* [Source material]
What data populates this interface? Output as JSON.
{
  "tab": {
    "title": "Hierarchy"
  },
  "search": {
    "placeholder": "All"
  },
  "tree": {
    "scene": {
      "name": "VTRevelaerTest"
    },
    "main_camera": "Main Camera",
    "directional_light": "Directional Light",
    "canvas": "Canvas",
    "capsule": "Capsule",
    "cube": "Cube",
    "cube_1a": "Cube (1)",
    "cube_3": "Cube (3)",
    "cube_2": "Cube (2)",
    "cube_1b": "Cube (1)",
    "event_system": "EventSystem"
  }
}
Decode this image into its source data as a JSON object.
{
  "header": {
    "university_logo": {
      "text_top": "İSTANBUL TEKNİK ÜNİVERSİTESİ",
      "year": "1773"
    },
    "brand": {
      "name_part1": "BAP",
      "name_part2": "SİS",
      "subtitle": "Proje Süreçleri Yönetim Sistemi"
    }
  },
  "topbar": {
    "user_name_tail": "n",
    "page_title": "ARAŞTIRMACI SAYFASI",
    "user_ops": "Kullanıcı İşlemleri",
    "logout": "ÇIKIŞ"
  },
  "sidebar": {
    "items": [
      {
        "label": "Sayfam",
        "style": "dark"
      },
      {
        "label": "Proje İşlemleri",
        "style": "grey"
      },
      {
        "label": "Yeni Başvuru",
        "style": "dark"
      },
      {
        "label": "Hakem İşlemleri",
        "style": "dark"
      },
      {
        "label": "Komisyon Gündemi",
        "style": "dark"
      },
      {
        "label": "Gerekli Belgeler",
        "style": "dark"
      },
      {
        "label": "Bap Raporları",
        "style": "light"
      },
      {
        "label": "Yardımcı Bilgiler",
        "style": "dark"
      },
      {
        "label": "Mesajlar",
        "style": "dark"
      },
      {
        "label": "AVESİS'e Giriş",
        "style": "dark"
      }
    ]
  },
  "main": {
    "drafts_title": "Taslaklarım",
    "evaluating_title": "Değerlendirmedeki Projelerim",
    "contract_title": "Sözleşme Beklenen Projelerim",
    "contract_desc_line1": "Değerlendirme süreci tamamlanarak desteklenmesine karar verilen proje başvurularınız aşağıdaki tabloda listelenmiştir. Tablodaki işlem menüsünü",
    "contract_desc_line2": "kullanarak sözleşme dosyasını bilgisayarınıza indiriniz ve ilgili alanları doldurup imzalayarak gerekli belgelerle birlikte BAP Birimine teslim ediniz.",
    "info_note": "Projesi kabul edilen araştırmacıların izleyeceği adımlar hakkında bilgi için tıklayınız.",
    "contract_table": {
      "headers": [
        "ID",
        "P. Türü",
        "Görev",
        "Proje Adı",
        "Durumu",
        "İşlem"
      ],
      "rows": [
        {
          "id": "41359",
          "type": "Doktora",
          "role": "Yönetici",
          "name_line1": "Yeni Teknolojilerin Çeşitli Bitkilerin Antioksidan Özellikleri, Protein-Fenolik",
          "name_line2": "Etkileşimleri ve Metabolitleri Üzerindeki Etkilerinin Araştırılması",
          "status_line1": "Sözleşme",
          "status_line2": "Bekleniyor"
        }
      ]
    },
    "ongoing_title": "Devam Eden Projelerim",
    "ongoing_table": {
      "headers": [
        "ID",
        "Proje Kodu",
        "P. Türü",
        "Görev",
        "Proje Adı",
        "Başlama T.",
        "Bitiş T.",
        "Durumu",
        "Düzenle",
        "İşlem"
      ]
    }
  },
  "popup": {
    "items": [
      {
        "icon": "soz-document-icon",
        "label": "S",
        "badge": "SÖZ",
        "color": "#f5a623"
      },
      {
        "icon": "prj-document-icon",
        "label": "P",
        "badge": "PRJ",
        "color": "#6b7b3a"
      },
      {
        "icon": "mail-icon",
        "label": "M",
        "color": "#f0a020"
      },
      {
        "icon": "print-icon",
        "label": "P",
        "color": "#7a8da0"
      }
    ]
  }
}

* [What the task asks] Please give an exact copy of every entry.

* [Response to the exercise]
What data populates this interface? Output as JSON.
{
  "tab": {
    "title": "Hierarchy"
  },
  "search": {
    "placeholder": "All"
  },
  "tree": {
    "scene": {
      "name": "VTRevelaerTest"
    },
    "main_camera": "Main Camera",
    "directional_light": "Directional Light",
    "canvas": "Canvas",
    "capsule": "Capsule",
    "cube": "Cube",
    "cube_1a": "Cube (1)",
    "cube_3": "Cube (3)",
    "cube_2": "Cube (2)",
    "cube_1b": "Cube (1)",
    "event_system": "EventSystem"
  }
}
Decode this image into its source data as a JSON object.
{
  "header": {
    "university_logo": {
      "text_top": "İSTANBUL TEKNİK ÜNİVERSİTESİ",
      "year": "1773"
    },
    "brand": {
      "name_part1": "BAP",
      "name_part2": "SİS",
      "subtitle": "Proje Süreçleri Yönetim Sistemi"
    }
  },
  "topbar": {
    "user_name_tail": "n",
    "page_title": "ARAŞTIRMACI SAYFASI",
    "user_ops": "Kullanıcı İşlemleri",
    "logout": "ÇIKIŞ"
  },
  "sidebar": {
    "items": [
      {
        "label": "Sayfam",
        "style": "dark"
      },
      {
        "label": "Proje İşlemleri",
        "style": "grey"
      },
      {
        "label": "Yeni Başvuru",
        "style": "dark"
      },
      {
        "label": "Hakem İşlemleri",
        "style": "dark"
      },
      {
        "label": "Komisyon Gündemi",
        "style": "dark"
      },
      {
        "label": "Gerekli Belgeler",
        "style": "dark"
      },
      {
        "label": "Bap Raporları",
        "style": "light"
      },
      {
        "label": "Yardımcı Bilgiler",
        "style": "dark"
      },
      {
        "label": "Mesajlar",
        "style": "dark"
      },
      {
        "label": "AVESİS'e Giriş",
        "style": "dark"
      }
    ]
  },
  "main": {
    "drafts_title": "Taslaklarım",
    "evaluating_title": "Değerlendirmedeki Projelerim",
    "contract_title": "Sözleşme Beklenen Projelerim",
    "contract_desc_line1": "Değerlendirme süreci tamamlanarak desteklenmesine karar verilen proje başvurularınız aşağıdaki tabloda listelenmiştir. Tablodaki işlem menüsünü",
    "contract_desc_line2": "kullanarak sözleşme dosyasını bilgisayarınıza indiriniz ve ilgili alanları doldurup imzalayarak gerekli belgelerle birlikte BAP Birimine teslim ediniz.",
    "info_note": "Projesi kabul edilen araştırmacıların izleyeceği adımlar hakkında bilgi için tıklayınız.",
    "contract_table": {
      "headers": [
        "ID",
        "P. Türü",
        "Görev",
        "Proje Adı",
        "Durumu",
        "İşlem"
      ],
      "rows": [
        {
          "id": "41359",
          "type": "Doktora",
          "role": "Yönetici",
          "name_line1": "Yeni Teknolojilerin Çeşitli Bitkilerin Antioksidan Özellikleri, Protein-Fenolik",
          "name_line2": "Etkileşimleri ve Metabolitleri Üzerindeki Etkilerinin Araştırılması",
          "status_line1": "Sözleşme",
          "status_line2": "Bekleniyor"
        }
      ]
    },
    "ongoing_title": "Devam Eden Projelerim",
    "ongoing_table": {
      "headers": [
        "ID",
        "Proje Kodu",
        "P. Türü",
        "Görev",
        "Proje Adı",
        "Başlama T.",
        "Bitiş T.",
        "Durumu",
        "Düzenle",
        "İşlem"
      ]
    }
  },
  "popup": {
    "items": [
      {
        "icon": "soz-document-icon",
        "label": "S",
        "badge": "SÖZ",
        "color": "#f5a623"
      },
      {
        "icon": "prj-document-icon",
        "label": "P",
        "badge": "PRJ",
        "color": "#6b7b3a"
      },
      {
        "icon": "mail-icon",
        "label": "M",
        "color": "#f0a020"
      },
      {
        "icon": "print-icon",
        "label": "P",
        "color": "#7a8da0"
      }
    ]
  }
}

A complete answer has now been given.